I thought I would also append this post with a simple dinner that is not worthy of it’s own post. After reading Stacey Snacks and Tartelette, I had to cook up a ratatouille. Mine had its own touches but was pretty basic, so I won’t repeat a recipe here. I sliced up some cold beef (from a gorgeous porterhouse steak we grilled the other day, but a grilled, cold london broil would work too), and served it with a pesto-like green sauce. The sauce was created by combining parsley, basil, half a garlic clove, lemon juice, capers, pine nuts, olive oil, hot red pepper flakes, a small amount of salt and pepper, a touch of white wine vinegar — all mashed together to taste with a mortar and pestle.
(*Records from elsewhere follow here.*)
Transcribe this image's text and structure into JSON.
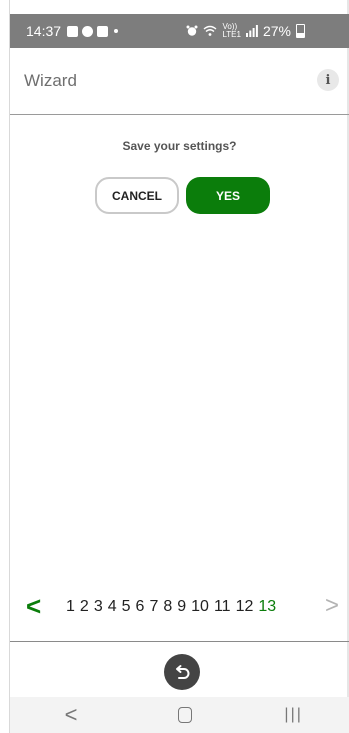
{
  "status_bar": {
    "time": "14:37",
    "icons_left": [
      "gallery-icon",
      "messenger-icon",
      "outlook-icon"
    ],
    "icons_right": [
      "alarm-icon",
      "wifi-icon",
      "volte-icon",
      "signal-icon"
    ],
    "volte_text": "Vo))\nLTE1",
    "battery": "27%"
  },
  "app_bar": {
    "title": "Wizard",
    "info_label": "i"
  },
  "dialog": {
    "question": "Save your settings?",
    "cancel_label": "CANCEL",
    "yes_label": "YES"
  },
  "pager": {
    "prev": "<",
    "next": ">",
    "pages": [
      "1",
      "2",
      "3",
      "4",
      "5",
      "6",
      "7",
      "8",
      "9",
      "10",
      "11",
      "12",
      "13"
    ],
    "current": "13"
  },
  "nav_bar": {
    "back": "<",
    "recent": "|||"
  },
  "colors": {
    "accent": "#0b7d0b",
    "status_bar": "#7d7d7d"
  }
}
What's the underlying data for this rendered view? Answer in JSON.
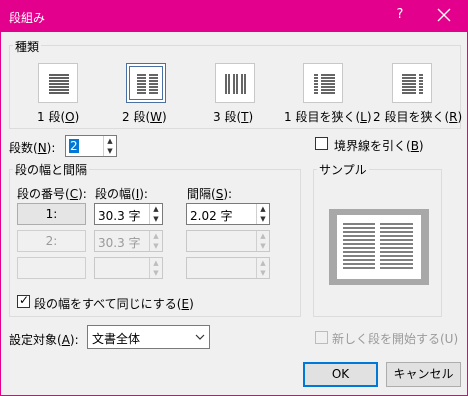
{
  "window": {
    "title": "段組み",
    "help": "?",
    "close": "close"
  },
  "presets": {
    "group_label": "種類",
    "items": [
      {
        "label_prefix": "1 段(",
        "key": "O",
        "label_suffix": ")"
      },
      {
        "label_prefix": "2 段(",
        "key": "W",
        "label_suffix": ")"
      },
      {
        "label_prefix": "3 段(",
        "key": "T",
        "label_suffix": ")"
      },
      {
        "label_prefix": "1 段目を狭く(",
        "key": "L",
        "label_suffix": ")"
      },
      {
        "label_prefix": "2 段目を狭く(",
        "key": "R",
        "label_suffix": ")"
      }
    ]
  },
  "columns": {
    "label_prefix": "段数(",
    "key": "N",
    "label_suffix": "):",
    "value": "2"
  },
  "line_between": {
    "label_prefix": "境界線を引く(",
    "key": "B",
    "label_suffix": ")",
    "checked": false
  },
  "width_spacing": {
    "group_label": "段の幅と間隔",
    "col_header_prefix": "段の番号(",
    "col_header_key": "C",
    "col_header_suffix": "):",
    "width_header_prefix": "段の幅(",
    "width_header_key": "I",
    "width_header_suffix": "):",
    "spacing_header_prefix": "間隔(",
    "spacing_header_key": "S",
    "spacing_header_suffix": "):",
    "rows": [
      {
        "num": "1:",
        "width": "30.3 字",
        "spacing": "2.02 字"
      },
      {
        "num": "2:",
        "width": "30.3 字",
        "spacing": ""
      },
      {
        "num": "",
        "width": "",
        "spacing": ""
      }
    ],
    "equal_width": {
      "label_prefix": "段の幅をすべて同じにする(",
      "key": "E",
      "label_suffix": ")",
      "checked": true
    }
  },
  "preview": {
    "group_label": "サンプル"
  },
  "apply_to": {
    "label_prefix": "設定対象(",
    "key": "A",
    "label_suffix": "):",
    "value": "文書全体"
  },
  "new_column": {
    "label": "新しく段を開始する(U)",
    "checked": false
  },
  "buttons": {
    "ok": "OK",
    "cancel": "キャンセル"
  }
}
We served this with some pickled ramps, and a chilled pinot noir.
I really enjoyed this meal because it worked for a hot evening, with the ratatouille adding substance without heaviness, and the sharp sauce adding a contrast that worked well with the cold beef. As usual, my plating skills left something to be desired, but that is a skill I have yet to conquer.